Data items:
—————

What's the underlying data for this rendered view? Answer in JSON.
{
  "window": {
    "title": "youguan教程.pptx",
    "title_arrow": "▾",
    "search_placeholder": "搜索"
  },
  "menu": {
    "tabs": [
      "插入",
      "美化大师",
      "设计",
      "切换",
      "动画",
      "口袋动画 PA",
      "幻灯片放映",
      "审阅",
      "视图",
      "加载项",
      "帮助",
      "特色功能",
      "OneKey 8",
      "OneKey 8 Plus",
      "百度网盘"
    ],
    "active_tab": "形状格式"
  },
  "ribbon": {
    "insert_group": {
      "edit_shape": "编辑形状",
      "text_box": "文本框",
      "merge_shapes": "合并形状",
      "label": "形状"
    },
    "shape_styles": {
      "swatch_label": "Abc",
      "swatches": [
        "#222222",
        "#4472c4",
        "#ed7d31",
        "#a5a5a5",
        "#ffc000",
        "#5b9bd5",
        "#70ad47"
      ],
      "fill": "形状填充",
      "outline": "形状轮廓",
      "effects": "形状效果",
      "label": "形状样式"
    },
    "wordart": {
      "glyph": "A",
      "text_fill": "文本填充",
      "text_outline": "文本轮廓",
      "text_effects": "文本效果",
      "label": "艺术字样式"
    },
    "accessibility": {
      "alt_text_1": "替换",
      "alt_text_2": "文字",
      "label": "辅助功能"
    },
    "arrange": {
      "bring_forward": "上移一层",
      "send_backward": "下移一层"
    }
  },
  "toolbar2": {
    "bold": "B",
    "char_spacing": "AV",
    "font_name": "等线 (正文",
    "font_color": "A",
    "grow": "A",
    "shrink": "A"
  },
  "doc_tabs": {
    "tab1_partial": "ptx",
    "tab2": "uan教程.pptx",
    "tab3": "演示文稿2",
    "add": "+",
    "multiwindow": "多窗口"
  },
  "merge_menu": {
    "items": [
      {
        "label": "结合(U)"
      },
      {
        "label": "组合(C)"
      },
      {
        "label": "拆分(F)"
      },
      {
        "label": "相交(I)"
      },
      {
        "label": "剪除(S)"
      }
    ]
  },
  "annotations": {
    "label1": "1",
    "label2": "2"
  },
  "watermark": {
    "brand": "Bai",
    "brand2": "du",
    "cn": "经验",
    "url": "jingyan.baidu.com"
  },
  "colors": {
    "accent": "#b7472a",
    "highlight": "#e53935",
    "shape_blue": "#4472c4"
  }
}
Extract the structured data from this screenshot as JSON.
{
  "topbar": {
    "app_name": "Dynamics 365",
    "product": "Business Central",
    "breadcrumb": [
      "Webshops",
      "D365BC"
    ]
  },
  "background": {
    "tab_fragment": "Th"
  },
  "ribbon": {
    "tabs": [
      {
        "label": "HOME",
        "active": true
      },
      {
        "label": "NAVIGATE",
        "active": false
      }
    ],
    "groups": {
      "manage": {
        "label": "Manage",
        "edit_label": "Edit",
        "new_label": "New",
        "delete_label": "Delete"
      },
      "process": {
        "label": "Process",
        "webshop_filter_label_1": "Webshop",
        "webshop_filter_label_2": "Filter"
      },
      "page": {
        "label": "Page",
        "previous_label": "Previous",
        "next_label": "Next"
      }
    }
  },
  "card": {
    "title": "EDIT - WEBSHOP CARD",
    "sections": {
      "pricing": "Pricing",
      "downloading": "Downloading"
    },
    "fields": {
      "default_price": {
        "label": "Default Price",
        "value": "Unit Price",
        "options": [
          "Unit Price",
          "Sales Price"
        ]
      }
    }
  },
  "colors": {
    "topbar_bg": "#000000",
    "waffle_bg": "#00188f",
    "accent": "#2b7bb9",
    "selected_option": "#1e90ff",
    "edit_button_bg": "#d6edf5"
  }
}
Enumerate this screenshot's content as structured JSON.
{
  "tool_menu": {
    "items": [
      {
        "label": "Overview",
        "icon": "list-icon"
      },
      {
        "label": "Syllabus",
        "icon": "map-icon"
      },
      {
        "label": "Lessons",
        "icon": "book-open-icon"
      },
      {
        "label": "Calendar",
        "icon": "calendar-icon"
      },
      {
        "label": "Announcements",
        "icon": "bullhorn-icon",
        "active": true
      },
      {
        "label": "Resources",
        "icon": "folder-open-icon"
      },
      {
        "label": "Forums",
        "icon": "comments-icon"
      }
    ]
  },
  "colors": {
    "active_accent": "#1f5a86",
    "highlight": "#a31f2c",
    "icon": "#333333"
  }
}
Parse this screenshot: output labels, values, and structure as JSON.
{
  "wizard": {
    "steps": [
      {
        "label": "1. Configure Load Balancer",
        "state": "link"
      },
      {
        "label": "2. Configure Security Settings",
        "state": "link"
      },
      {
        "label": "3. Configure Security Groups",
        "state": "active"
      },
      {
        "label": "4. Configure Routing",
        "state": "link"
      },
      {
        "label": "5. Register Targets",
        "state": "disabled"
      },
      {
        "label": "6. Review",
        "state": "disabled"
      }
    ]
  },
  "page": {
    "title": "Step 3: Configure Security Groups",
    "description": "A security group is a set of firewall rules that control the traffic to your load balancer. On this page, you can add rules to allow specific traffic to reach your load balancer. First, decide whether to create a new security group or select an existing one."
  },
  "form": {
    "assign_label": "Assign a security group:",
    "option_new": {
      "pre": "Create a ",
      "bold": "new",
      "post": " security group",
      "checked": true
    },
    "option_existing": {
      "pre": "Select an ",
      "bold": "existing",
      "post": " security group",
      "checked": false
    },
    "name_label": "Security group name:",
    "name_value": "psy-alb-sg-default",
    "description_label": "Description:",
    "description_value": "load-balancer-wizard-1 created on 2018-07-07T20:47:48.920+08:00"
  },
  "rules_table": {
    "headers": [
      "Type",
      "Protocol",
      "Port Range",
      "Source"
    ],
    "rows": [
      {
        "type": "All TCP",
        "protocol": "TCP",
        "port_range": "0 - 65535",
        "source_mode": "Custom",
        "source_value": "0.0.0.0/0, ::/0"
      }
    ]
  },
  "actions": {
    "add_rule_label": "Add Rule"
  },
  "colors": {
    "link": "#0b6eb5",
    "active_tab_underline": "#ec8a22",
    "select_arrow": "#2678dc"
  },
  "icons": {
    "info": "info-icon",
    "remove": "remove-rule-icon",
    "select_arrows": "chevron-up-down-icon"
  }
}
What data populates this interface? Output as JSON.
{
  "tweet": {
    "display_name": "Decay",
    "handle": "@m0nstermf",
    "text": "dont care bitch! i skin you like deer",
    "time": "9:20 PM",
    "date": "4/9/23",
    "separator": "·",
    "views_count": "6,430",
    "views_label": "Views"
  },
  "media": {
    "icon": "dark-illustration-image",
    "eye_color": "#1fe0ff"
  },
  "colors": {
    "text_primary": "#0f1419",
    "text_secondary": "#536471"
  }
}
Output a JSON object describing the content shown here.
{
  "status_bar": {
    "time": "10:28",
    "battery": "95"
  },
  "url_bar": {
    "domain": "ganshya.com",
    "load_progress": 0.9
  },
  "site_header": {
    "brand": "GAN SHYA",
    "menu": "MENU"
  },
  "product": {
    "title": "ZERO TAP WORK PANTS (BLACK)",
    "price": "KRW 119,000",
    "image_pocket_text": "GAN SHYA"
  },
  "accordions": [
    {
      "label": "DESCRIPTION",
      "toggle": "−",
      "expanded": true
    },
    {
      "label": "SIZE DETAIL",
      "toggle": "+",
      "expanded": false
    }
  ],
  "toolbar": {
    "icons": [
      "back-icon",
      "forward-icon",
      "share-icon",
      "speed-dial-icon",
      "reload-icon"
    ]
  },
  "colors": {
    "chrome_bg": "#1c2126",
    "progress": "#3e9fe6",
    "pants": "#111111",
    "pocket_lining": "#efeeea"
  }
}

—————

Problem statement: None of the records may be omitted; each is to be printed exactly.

Output for this task:
What's the underlying data for this rendered view? Answer in JSON.
{
  "window": {
    "title": "youguan教程.pptx",
    "title_arrow": "▾",
    "search_placeholder": "搜索"
  },
  "menu": {
    "tabs": [
      "插入",
      "美化大师",
      "设计",
      "切换",
      "动画",
      "口袋动画 PA",
      "幻灯片放映",
      "审阅",
      "视图",
      "加载项",
      "帮助",
      "特色功能",
      "OneKey 8",
      "OneKey 8 Plus",
      "百度网盘"
    ],
    "active_tab": "形状格式"
  },
  "ribbon": {
    "insert_group": {
      "edit_shape": "编辑形状",
      "text_box": "文本框",
      "merge_shapes": "合并形状",
      "label": "形状"
    },
    "shape_styles": {
      "swatch_label": "Abc",
      "swatches": [
        "#222222",
        "#4472c4",
        "#ed7d31",
        "#a5a5a5",
        "#ffc000",
        "#5b9bd5",
        "#70ad47"
      ],
      "fill": "形状填充",
      "outline": "形状轮廓",
      "effects": "形状效果",
      "label": "形状样式"
    },
    "wordart": {
      "glyph": "A",
      "text_fill": "文本填充",
      "text_outline": "文本轮廓",
      "text_effects": "文本效果",
      "label": "艺术字样式"
    },
    "accessibility": {
      "alt_text_1": "替换",
      "alt_text_2": "文字",
      "label": "辅助功能"
    },
    "arrange": {
      "bring_forward": "上移一层",
      "send_backward": "下移一层"
    }
  },
  "toolbar2": {
    "bold": "B",
    "char_spacing": "AV",
    "font_name": "等线 (正文",
    "font_color": "A",
    "grow": "A",
    "shrink": "A"
  },
  "doc_tabs": {
    "tab1_partial": "ptx",
    "tab2": "uan教程.pptx",
    "tab3": "演示文稿2",
    "add": "+",
    "multiwindow": "多窗口"
  },
  "merge_menu": {
    "items": [
      {
        "label": "结合(U)"
      },
      {
        "label": "组合(C)"
      },
      {
        "label": "拆分(F)"
      },
      {
        "label": "相交(I)"
      },
      {
        "label": "剪除(S)"
      }
    ]
  },
  "annotations": {
    "label1": "1",
    "label2": "2"
  },
  "watermark": {
    "brand": "Bai",
    "brand2": "du",
    "cn": "经验",
    "url": "jingyan.baidu.com"
  },
  "colors": {
    "accent": "#b7472a",
    "highlight": "#e53935",
    "shape_blue": "#4472c4"
  }
}
Extract the structured data from this screenshot as JSON.
{
  "topbar": {
    "app_name": "Dynamics 365",
    "product": "Business Central",
    "breadcrumb": [
      "Webshops",
      "D365BC"
    ]
  },
  "background": {
    "tab_fragment": "Th"
  },
  "ribbon": {
    "tabs": [
      {
        "label": "HOME",
        "active": true
      },
      {
        "label": "NAVIGATE",
        "active": false
      }
    ],
    "groups": {
      "manage": {
        "label": "Manage",
        "edit_label": "Edit",
        "new_label": "New",
        "delete_label": "Delete"
      },
      "process": {
        "label": "Process",
        "webshop_filter_label_1": "Webshop",
        "webshop_filter_label_2": "Filter"
      },
      "page": {
        "label": "Page",
        "previous_label": "Previous",
        "next_label": "Next"
      }
    }
  },
  "card": {
    "title": "EDIT - WEBSHOP CARD",
    "sections": {
      "pricing": "Pricing",
      "downloading": "Downloading"
    },
    "fields": {
      "default_price": {
        "label": "Default Price",
        "value": "Unit Price",
        "options": [
          "Unit Price",
          "Sales Price"
        ]
      }
    }
  },
  "colors": {
    "topbar_bg": "#000000",
    "waffle_bg": "#00188f",
    "accent": "#2b7bb9",
    "selected_option": "#1e90ff",
    "edit_button_bg": "#d6edf5"
  }
}
Enumerate this screenshot's content as structured JSON.
{
  "tool_menu": {
    "items": [
      {
        "label": "Overview",
        "icon": "list-icon"
      },
      {
        "label": "Syllabus",
        "icon": "map-icon"
      },
      {
        "label": "Lessons",
        "icon": "book-open-icon"
      },
      {
        "label": "Calendar",
        "icon": "calendar-icon"
      },
      {
        "label": "Announcements",
        "icon": "bullhorn-icon",
        "active": true
      },
      {
        "label": "Resources",
        "icon": "folder-open-icon"
      },
      {
        "label": "Forums",
        "icon": "comments-icon"
      }
    ]
  },
  "colors": {
    "active_accent": "#1f5a86",
    "highlight": "#a31f2c",
    "icon": "#333333"
  }
}
Parse this screenshot: output labels, values, and structure as JSON.
{
  "wizard": {
    "steps": [
      {
        "label": "1. Configure Load Balancer",
        "state": "link"
      },
      {
        "label": "2. Configure Security Settings",
        "state": "link"
      },
      {
        "label": "3. Configure Security Groups",
        "state": "active"
      },
      {
        "label": "4. Configure Routing",
        "state": "link"
      },
      {
        "label": "5. Register Targets",
        "state": "disabled"
      },
      {
        "label": "6. Review",
        "state": "disabled"
      }
    ]
  },
  "page": {
    "title": "Step 3: Configure Security Groups",
    "description": "A security group is a set of firewall rules that control the traffic to your load balancer. On this page, you can add rules to allow specific traffic to reach your load balancer. First, decide whether to create a new security group or select an existing one."
  },
  "form": {
    "assign_label": "Assign a security group:",
    "option_new": {
      "pre": "Create a ",
      "bold": "new",
      "post": " security group",
      "checked": true
    },
    "option_existing": {
      "pre": "Select an ",
      "bold": "existing",
      "post": " security group",
      "checked": false
    },
    "name_label": "Security group name:",
    "name_value": "psy-alb-sg-default",
    "description_label": "Description:",
    "description_value": "load-balancer-wizard-1 created on 2018-07-07T20:47:48.920+08:00"
  },
  "rules_table": {
    "headers": [
      "Type",
      "Protocol",
      "Port Range",
      "Source"
    ],
    "rows": [
      {
        "type": "All TCP",
        "protocol": "TCP",
        "port_range": "0 - 65535",
        "source_mode": "Custom",
        "source_value": "0.0.0.0/0, ::/0"
      }
    ]
  },
  "actions": {
    "add_rule_label": "Add Rule"
  },
  "colors": {
    "link": "#0b6eb5",
    "active_tab_underline": "#ec8a22",
    "select_arrow": "#2678dc"
  },
  "icons": {
    "info": "info-icon",
    "remove": "remove-rule-icon",
    "select_arrows": "chevron-up-down-icon"
  }
}
What data populates this interface? Output as JSON.
{
  "tweet": {
    "display_name": "Decay",
    "handle": "@m0nstermf",
    "text": "dont care bitch! i skin you like deer",
    "time": "9:20 PM",
    "date": "4/9/23",
    "separator": "·",
    "views_count": "6,430",
    "views_label": "Views"
  },
  "media": {
    "icon": "dark-illustration-image",
    "eye_color": "#1fe0ff"
  },
  "colors": {
    "text_primary": "#0f1419",
    "text_secondary": "#536471"
  }
}
Output a JSON object describing the content shown here.
{
  "status_bar": {
    "time": "10:28",
    "battery": "95"
  },
  "url_bar": {
    "domain": "ganshya.com",
    "load_progress": 0.9
  },
  "site_header": {
    "brand": "GAN SHYA",
    "menu": "MENU"
  },
  "product": {
    "title": "ZERO TAP WORK PANTS (BLACK)",
    "price": "KRW 119,000",
    "image_pocket_text": "GAN SHYA"
  },
  "accordions": [
    {
      "label": "DESCRIPTION",
      "toggle": "−",
      "expanded": true
    },
    {
      "label": "SIZE DETAIL",
      "toggle": "+",
      "expanded": false
    }
  ],
  "toolbar": {
    "icons": [
      "back-icon",
      "forward-icon",
      "share-icon",
      "speed-dial-icon",
      "reload-icon"
    ]
  },
  "colors": {
    "chrome_bg": "#1c2126",
    "progress": "#3e9fe6",
    "pants": "#111111",
    "pocket_lining": "#efeeea"
  }
}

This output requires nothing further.